• [AIM OF THE EXERCISE] Type every record exactly as it appears.

• [SUPPLIED INFORMATION]
□ □ □

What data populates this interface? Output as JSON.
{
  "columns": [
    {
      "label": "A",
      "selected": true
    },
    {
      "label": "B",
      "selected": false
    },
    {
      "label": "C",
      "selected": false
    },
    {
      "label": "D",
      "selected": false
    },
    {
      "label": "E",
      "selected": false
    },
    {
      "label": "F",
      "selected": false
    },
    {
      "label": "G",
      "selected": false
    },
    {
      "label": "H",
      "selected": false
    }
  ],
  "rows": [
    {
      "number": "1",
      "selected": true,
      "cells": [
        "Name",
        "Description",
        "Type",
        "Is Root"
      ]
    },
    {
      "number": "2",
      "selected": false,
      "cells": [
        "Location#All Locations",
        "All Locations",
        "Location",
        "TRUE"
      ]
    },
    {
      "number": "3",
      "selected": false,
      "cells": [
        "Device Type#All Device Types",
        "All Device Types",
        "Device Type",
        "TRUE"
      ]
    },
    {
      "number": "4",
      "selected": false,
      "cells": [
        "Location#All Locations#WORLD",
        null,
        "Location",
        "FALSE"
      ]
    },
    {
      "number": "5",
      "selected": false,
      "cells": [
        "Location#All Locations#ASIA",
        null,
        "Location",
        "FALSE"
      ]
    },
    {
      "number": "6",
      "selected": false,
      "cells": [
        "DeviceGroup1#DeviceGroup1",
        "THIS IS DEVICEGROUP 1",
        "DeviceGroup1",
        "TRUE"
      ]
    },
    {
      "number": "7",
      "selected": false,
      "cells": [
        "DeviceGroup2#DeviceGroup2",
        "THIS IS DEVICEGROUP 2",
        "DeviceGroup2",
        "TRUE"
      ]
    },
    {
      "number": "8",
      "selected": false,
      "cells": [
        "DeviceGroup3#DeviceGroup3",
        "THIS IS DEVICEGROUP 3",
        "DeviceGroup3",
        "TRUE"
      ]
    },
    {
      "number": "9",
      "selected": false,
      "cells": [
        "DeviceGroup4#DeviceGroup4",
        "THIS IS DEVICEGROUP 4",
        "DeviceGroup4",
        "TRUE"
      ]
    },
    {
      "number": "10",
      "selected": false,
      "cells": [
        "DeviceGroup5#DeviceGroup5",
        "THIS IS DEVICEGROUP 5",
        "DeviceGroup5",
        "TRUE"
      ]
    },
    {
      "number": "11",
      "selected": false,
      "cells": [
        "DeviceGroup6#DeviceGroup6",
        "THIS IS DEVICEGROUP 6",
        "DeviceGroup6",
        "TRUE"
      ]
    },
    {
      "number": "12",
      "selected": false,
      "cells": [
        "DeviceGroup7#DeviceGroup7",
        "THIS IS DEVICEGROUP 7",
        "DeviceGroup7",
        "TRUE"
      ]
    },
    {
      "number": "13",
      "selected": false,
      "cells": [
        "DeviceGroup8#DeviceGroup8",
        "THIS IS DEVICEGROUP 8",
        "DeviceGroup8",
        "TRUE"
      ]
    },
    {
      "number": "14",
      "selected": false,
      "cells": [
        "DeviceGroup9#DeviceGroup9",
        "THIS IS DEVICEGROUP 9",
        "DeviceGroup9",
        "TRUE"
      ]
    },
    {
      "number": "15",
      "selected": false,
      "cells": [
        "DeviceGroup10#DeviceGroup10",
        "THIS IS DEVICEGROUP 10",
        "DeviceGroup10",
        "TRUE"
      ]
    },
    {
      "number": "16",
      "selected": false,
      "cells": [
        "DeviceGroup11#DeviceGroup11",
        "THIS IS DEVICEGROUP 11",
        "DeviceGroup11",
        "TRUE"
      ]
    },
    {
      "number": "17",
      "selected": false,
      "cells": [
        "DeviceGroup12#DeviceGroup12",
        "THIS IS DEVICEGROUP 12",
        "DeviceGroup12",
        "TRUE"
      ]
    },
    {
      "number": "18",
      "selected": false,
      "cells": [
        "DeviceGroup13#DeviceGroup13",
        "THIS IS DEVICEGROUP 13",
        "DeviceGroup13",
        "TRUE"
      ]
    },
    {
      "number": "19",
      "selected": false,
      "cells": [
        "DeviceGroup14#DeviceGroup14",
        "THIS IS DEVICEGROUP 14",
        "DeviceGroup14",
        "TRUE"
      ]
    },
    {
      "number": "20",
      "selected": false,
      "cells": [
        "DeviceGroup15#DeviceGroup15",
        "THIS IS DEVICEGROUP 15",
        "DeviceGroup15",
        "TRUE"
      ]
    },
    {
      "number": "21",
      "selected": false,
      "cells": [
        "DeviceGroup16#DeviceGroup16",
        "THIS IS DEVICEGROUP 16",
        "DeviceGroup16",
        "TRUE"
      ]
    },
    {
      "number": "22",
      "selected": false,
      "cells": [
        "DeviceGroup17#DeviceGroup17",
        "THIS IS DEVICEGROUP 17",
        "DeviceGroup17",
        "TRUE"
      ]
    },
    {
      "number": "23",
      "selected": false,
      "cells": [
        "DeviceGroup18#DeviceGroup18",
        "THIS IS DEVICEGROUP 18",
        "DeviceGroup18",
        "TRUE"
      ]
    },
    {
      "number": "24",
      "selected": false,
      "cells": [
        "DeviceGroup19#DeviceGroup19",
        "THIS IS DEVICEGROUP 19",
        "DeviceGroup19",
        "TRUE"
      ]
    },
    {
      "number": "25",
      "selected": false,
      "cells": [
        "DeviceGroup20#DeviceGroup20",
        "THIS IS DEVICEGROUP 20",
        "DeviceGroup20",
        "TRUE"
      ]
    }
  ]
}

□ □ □

• [ANSWER TO THE EXERCISE]
What data populates this interface? Output as JSON.
{
  "columns": [
    {
      "label": "A",
      "selected": true
    },
    {
      "label": "B",
      "selected": false
    },
    {
      "label": "C",
      "selected": false
    },
    {
      "label": "D",
      "selected": false
    },
    {
      "label": "E",
      "selected": false
    },
    {
      "label": "F",
      "selected": false
    },
    {
      "label": "G",
      "selected": false
    },
    {
      "label": "H",
      "selected": false
    }
  ],
  "rows": [
    {
      "number": "1",
      "selected": true,
      "cells": [
        "Name",
        "Description",
        "Type",
        "Is Root"
      ]
    },
    {
      "number": "2",
      "selected": false,
      "cells": [
        "Location#All Locations",
        "All Locations",
        "Location",
        "TRUE"
      ]
    },
    {
      "number": "3",
      "selected": false,
      "cells": [
        "Device Type#All Device Types",
        "All Device Types",
        "Device Type",
        "TRUE"
      ]
    },
    {
      "number": "4",
      "selected": false,
      "cells": [
        "Location#All Locations#WORLD",
        null,
        "Location",
        "FALSE"
      ]
    },
    {
      "number": "5",
      "selected": false,
      "cells": [
        "Location#All Locations#ASIA",
        null,
        "Location",
        "FALSE"
      ]
    },
    {
      "number": "6",
      "selected": false,
      "cells": [
        "DeviceGroup1#DeviceGroup1",
        "THIS IS DEVICEGROUP 1",
        "DeviceGroup1",
        "TRUE"
      ]
    },
    {
      "number": "7",
      "selected": false,
      "cells": [
        "DeviceGroup2#DeviceGroup2",
        "THIS IS DEVICEGROUP 2",
        "DeviceGroup2",
        "TRUE"
      ]
    },
    {
      "number": "8",
      "selected": false,
      "cells": [
        "DeviceGroup3#DeviceGroup3",
        "THIS IS DEVICEGROUP 3",
        "DeviceGroup3",
        "TRUE"
      ]
    },
    {
      "number": "9",
      "selected": false,
      "cells": [
        "DeviceGroup4#DeviceGroup4",
        "THIS IS DEVICEGROUP 4",
        "DeviceGroup4",
        "TRUE"
      ]
    },
    {
      "number": "10",
      "selected": false,
      "cells": [
        "DeviceGroup5#DeviceGroup5",
        "THIS IS DEVICEGROUP 5",
        "DeviceGroup5",
        "TRUE"
      ]
    },
    {
      "number": "11",
      "selected": false,
      "cells": [
        "DeviceGroup6#DeviceGroup6",
        "THIS IS DEVICEGROUP 6",
        "DeviceGroup6",
        "TRUE"
      ]
    },
    {
      "number": "12",
      "selected": false,
      "cells": [
        "DeviceGroup7#DeviceGroup7",
        "THIS IS DEVICEGROUP 7",
        "DeviceGroup7",
        "TRUE"
      ]
    },
    {
      "number": "13",
      "selected": false,
      "cells": [
        "DeviceGroup8#DeviceGroup8",
        "THIS IS DEVICEGROUP 8",
        "DeviceGroup8",
        "TRUE"
      ]
    },
    {
      "number": "14",
      "selected": false,
      "cells": [
        "DeviceGroup9#DeviceGroup9",
        "THIS IS DEVICEGROUP 9",
        "DeviceGroup9",
        "TRUE"
      ]
    },
    {
      "number": "15",
      "selected": false,
      "cells": [
        "DeviceGroup10#DeviceGroup10",
        "THIS IS DEVICEGROUP 10",
        "DeviceGroup10",
        "TRUE"
      ]
    },
    {
      "number": "16",
      "selected": false,
      "cells": [
        "DeviceGroup11#DeviceGroup11",
        "THIS IS DEVICEGROUP 11",
        "DeviceGroup11",
        "TRUE"
      ]
    },
    {
      "number": "17",
      "selected": false,
      "cells": [
        "DeviceGroup12#DeviceGroup12",
        "THIS IS DEVICEGROUP 12",
        "DeviceGroup12",
        "TRUE"
      ]
    },
    {
      "number": "18",
      "selected": false,
      "cells": [
        "DeviceGroup13#DeviceGroup13",
        "THIS IS DEVICEGROUP 13",
        "DeviceGroup13",
        "TRUE"
      ]
    },
    {
      "number": "19",
      "selected": false,
      "cells": [
        "DeviceGroup14#DeviceGroup14",
        "THIS IS DEVICEGROUP 14",
        "DeviceGroup14",
        "TRUE"
      ]
    },
    {
      "number": "20",
      "selected": false,
      "cells": [
        "DeviceGroup15#DeviceGroup15",
        "THIS IS DEVICEGROUP 15",
        "DeviceGroup15",
        "TRUE"
      ]
    },
    {
      "number": "21",
      "selected": false,
      "cells": [
        "DeviceGroup16#DeviceGroup16",
        "THIS IS DEVICEGROUP 16",
        "DeviceGroup16",
        "TRUE"
      ]
    },
    {
      "number": "22",
      "selected": false,
      "cells": [
        "DeviceGroup17#DeviceGroup17",
        "THIS IS DEVICEGROUP 17",
        "DeviceGroup17",
        "TRUE"
      ]
    },
    {
      "number": "23",
      "selected": false,
      "cells": [
        "DeviceGroup18#DeviceGroup18",
        "THIS IS DEVICEGROUP 18",
        "DeviceGroup18",
        "TRUE"
      ]
    },
    {
      "number": "24",
      "selected": false,
      "cells": [
        "DeviceGroup19#DeviceGroup19",
        "THIS IS DEVICEGROUP 19",
        "DeviceGroup19",
        "TRUE"
      ]
    },
    {
      "number": "25",
      "selected": false,
      "cells": [
        "DeviceGroup20#DeviceGroup20",
        "THIS IS DEVICEGROUP 20",
        "DeviceGroup20",
        "TRUE"
      ]
    }
  ]
}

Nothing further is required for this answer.